Happy gal…thank you Godfrey!
on track. I hear down at the post in Kandahar (Southern Afghanistan) they built an outdoor hockey rink. We’ve been unable to play for three weeks due to the pluckiness of the insurgents. They like to poison our Afghan guards. Today is hockey day!
I try hard to find things to amuse me here at NKC and in such confined quarters it’s made difficult at best. The lure of the track keeps my sense of well being and is as close as I can bring myself to relating to the spacious Green Mountain State I so long for…as you can tell from the photo I really have to use my imagination! If you look close you can see people walking the track. And over the green fencing is the back drop of Kabul City.
As you have read the Commander in Chief has asked the Army to move a large part of forces out of Afghanistan. We’re like ants in and around an ant hill. We wake each day only to work hard with very long hours moving our soldier’s home to their families, while simultaneously closing bases. I work doing Force Management for ARCENT (Army Central/Third Army; “Patton’s Own”), as an action officer to resource and equip forces in Afghanistan. I interface with other commands in the CJOA-A (Combined/Joint Operation Area-Afghanistan) to include ISAF (International Security Assistance Forces) and USAFOR-A. To include commands outside the CJOA-A, for example; FORSCOM, HQDA and ARCENT MCP/OCP. Lots of VTC’s. Brooks owns us and came to pay a visit. This is a high velocity retrograde with terrain similar to being on the moon when it comes to logistics.
My first day off since being here and I can pretend I’m home. Really, it doesn’t get any better than this…relaxation siping on my Green Mountain coffee and reading the Brattleboro Reformer. Cheryl, thank you for the coffee and Cor the paper. A salute to my coffee buddy back home, Debbie Rancourt. If anyone goes to Bruegger’s please say hello to Dan and his staff for me. Happy Easter everyone!

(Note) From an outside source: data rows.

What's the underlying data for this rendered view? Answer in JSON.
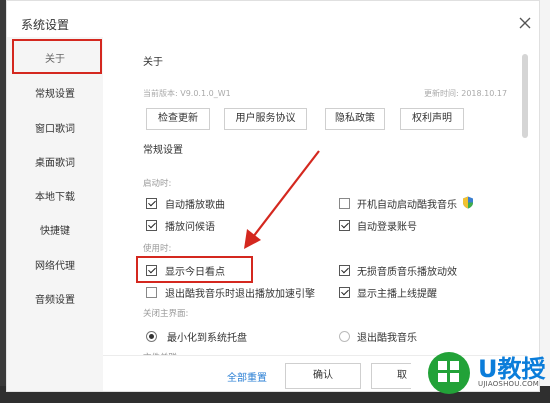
{
  "window": {
    "title": "系统设置",
    "close_icon": "close-icon"
  },
  "sidebar": {
    "items": [
      {
        "label": "关于",
        "active": true
      },
      {
        "label": "常规设置"
      },
      {
        "label": "窗口歌词"
      },
      {
        "label": "桌面歌词"
      },
      {
        "label": "本地下载"
      },
      {
        "label": "快捷键"
      },
      {
        "label": "网络代理"
      },
      {
        "label": "音频设置"
      }
    ]
  },
  "about": {
    "title": "关于",
    "version": "当前版本: V9.0.1.0_W1",
    "update_time": "更新时间: 2018.10.17",
    "buttons": [
      "检查更新",
      "用户服务协议",
      "隐私政策",
      "权利声明"
    ]
  },
  "general": {
    "title": "常规设置",
    "on_startup_label": "启动时:",
    "startup_options": [
      {
        "label": "自动播放歌曲",
        "checked": true
      },
      {
        "label": "开机自动启动酷我音乐",
        "checked": false,
        "shield_icon": "shield-icon"
      },
      {
        "label": "播放问候语",
        "checked": true
      },
      {
        "label": "自动登录账号",
        "checked": true
      }
    ],
    "in_use_label": "使用时:",
    "usage_options": [
      {
        "label": "显示今日看点",
        "checked": true
      },
      {
        "label": "无损音质音乐播放动效",
        "checked": true
      },
      {
        "label": "退出酷我音乐时退出播放加速引擎",
        "checked": false
      },
      {
        "label": "显示主播上线提醒",
        "checked": true
      }
    ],
    "close_main_label": "关闭主界面:",
    "close_options": [
      {
        "label": "最小化到系统托盘",
        "selected": true
      },
      {
        "label": "退出酷我音乐",
        "selected": false
      }
    ],
    "cut_label": "文件关联:"
  },
  "footer": {
    "reset_all": "全部重置",
    "confirm": "确认",
    "cancel_partial": "取"
  },
  "watermark": {
    "brand": "U教授",
    "site": "UJIAOSHOU.COM"
  },
  "colors": {
    "annotation_red": "#d4281f",
    "link_blue": "#2a7fd4",
    "logo_blue": "#0b7dda",
    "logo_green": "#22a238"
  }
}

Bonfires in Kabul is not the same as I remember back whilst a youngster attending YMCA summer camps. The air quality is poor in the city Kabul, and bonfires here are not about sitting around singing campfire songs. Things are difficult for the population, its real survival here and the people need to keep warm. Their houses have no actual windows and are cold and drafty. Being at this elevation, unfortunately, there are no trees to harvest for cordwood. They burn anything and I mean anything, specifically speaking, tires, cardboard, plastic, and human waste. There are no dumps or incinerators to make trash disappear. They burn wherever is convenient. But before burning they separate whatever can be use to keep warm. Where’s Smoky Bear when you need him! Probably similar to what some of you have experienced in China. Some days we can’t breathe outside and smells pretty bad. This explains why my walls in my Micro Mini Kabul Condo are black, and I’ve washed twice since being here. We have half day off for Easter and I plan to put it to good use. I will tape a special filter over my air vent in my room (thanks Scott and Donna for sending this). I’m told when the weather turns warmer things will get better.